The Ins and Outs of Term Validation

By Patricia Brenes
Reblogged from In My Own Terms with permission from the author (including the images)

The Ins and Outs of Term ValidationEvery step in term processing during the preparation of glossaries or updating of termbases is important, but probably the one that will save you the most time is term validation. How and when it’s done is key to achieve cost-effective/efficient validation.

What is term validation?

Validation (conceptual/linguistic) is the verification and quality control process used to make sure a term or list of terms is accurate according to preferred usage or requirements established by the terminologist or the team involved in the process. It includes a series of steps such as evaluating the quality of the resources available (e.g., corpora) and consolidating terminological data (e.g. into glossaries). It involves choosing between several term candidates to pick a preferred term or even creating your own terms (neologisms). In some cases, validation also includes writing new or updated definitions.

Who does term validation?

The domain expert(s) and the terminologists(s)/translator(s) are usually the main players, but it can also be done by a translator with specialized knowledge on the subject field (or consulting with a domain expert). For larger projects, stakeholders also may include legal experts, technical writers, product managers, engineers, and consultants, among others.

Rute Costa et. al., in a presentation in 2011, gave a general description on the expertise of their team members: (1) Translators: huge domain knowledge; (2) Experts: validate the designation, validate the relation between designation and concept, validate the micro-conceptual system, definition in the natural language; (3) Terminologists: responsible for the methodological design, mediators between the experts and the translators.

How are terms validated?

For organizations or companies, an internal process is usually established (a guide/criteria are usually drawn up at the beginning of the process). In some cases, a Word or Excel file is shared by validators and, in other cases, a page is created in the intranet to facilitate communication. In more informal settings, exchanging emails or other type of communication is also employed. Also, using web-tools like TermWiki, for collaborative terminology management is a good option to automate large parts of the terminology validation process (see image below).

Validity decisions are based on usage and up-to-dateness of the available terms. Corpus analysis takes place and a list of candidates is drawn up, by language. Contents and definitions are extracted and/or researched, or consulted with domain experts.

When should terms be validated?

Ideally, terms should be validated before a project starts. It would be vital to have the client or the team come to an agreement on the terms that will be used before starting the translation. Changing terminology at the end of the process will delay delivery of products/services and cost you and your client extra money, and probably cause loss of confidence and end up in useless arguing and finger-pointing.

Why is it important?

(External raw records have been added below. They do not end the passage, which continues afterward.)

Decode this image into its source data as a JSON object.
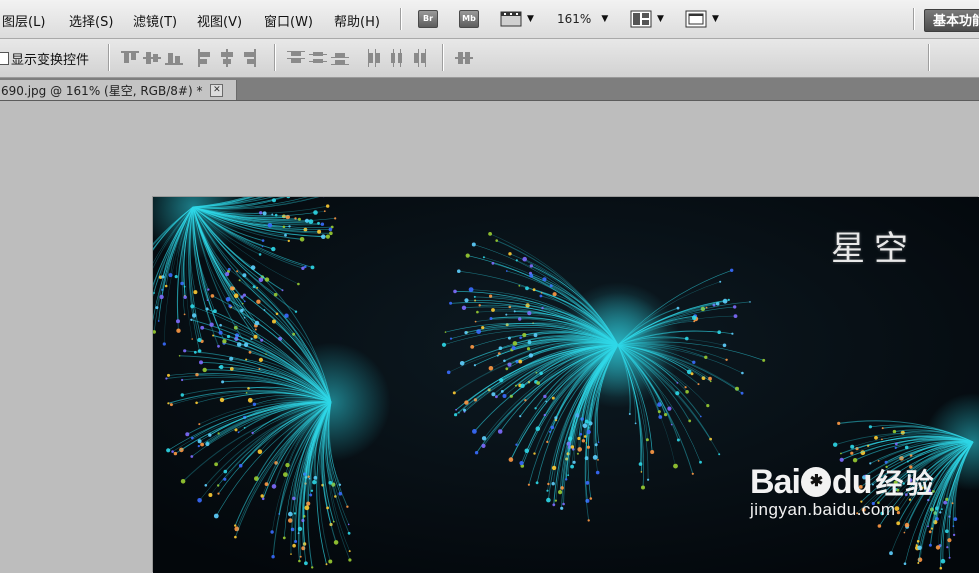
{
  "menubar": {
    "items": [
      "图层(L)",
      "选择(S)",
      "滤镜(T)",
      "视图(V)",
      "窗口(W)",
      "帮助(H)"
    ],
    "bridge_badge": "Br",
    "minibridge_badge": "Mb",
    "zoom_level": "161%",
    "workspace": "基本功能"
  },
  "options": {
    "show_transform_controls": "显示变换控件"
  },
  "document": {
    "tab_title": "690.jpg @ 161% (星空, RGB/8#) *",
    "close": "✕"
  },
  "image": {
    "title_text": "星空",
    "watermark_logo_left": "Bai",
    "watermark_logo_paw": "✱",
    "watermark_logo_right": "du",
    "watermark_cn": "经验",
    "watermark_url": "jingyan.baidu.com"
  },
  "colors": {
    "accent_cyan": "#2fd8e8",
    "image_bg": "#060d13"
  }
}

Feeding your termbase with terms that are not validated will produce a low-quality termbase. Once you make sure that your terms have been validated by a domain expert and you keep it up-to-date, you are sure to have a clean working tool. In addition, even if you have validated your terms from the beginning, there is the risk of receiving changes to the source document in the process, new terms might come up or decisions might be made that lead to the change of already existing terms. If you are dealing with multiple translators, there is an impending need for close coordination. Keeping term consistency will be a challenge, but keeping track of terms from the beginning and adjusting them when necessary will produce quality translations.

The Interval Project (see Source 1 below) underlines the following benefits of validating terminology:

  • “lowering the cost of initial terminology creation;
  • improvement of the quality and consistency of terminology;
  • facilitation of terminology maintenance and reusability;
  • insuring maximum compatibility between different sources of terminology;
  • a starting point for international standardised methods.”

Examples of validation

Uwe Muegge made a short but enlightening presentation in 2011, (See source 2 below), in which he provides useful illustrations on validation tools such as TermWiki (visit the link for more examples):

Validation in TermWiki

Sources and further reading:

  1. The Interval Project: European terminological resource validation project, co-financed by the EC (DG XIII) within the framework of the Language Engineering programme.
  2. Muegge, Uwe. “Terminology Validation”. A Presentation dated June 2011.
  3. Costa, Rute; Silva, Raquel, Soares de Almeida, Sara. Terminology in the Portuguese Parliament: collaboration between terminologists and domain experts in the validation process of terminological content. A presentation dated October 2011.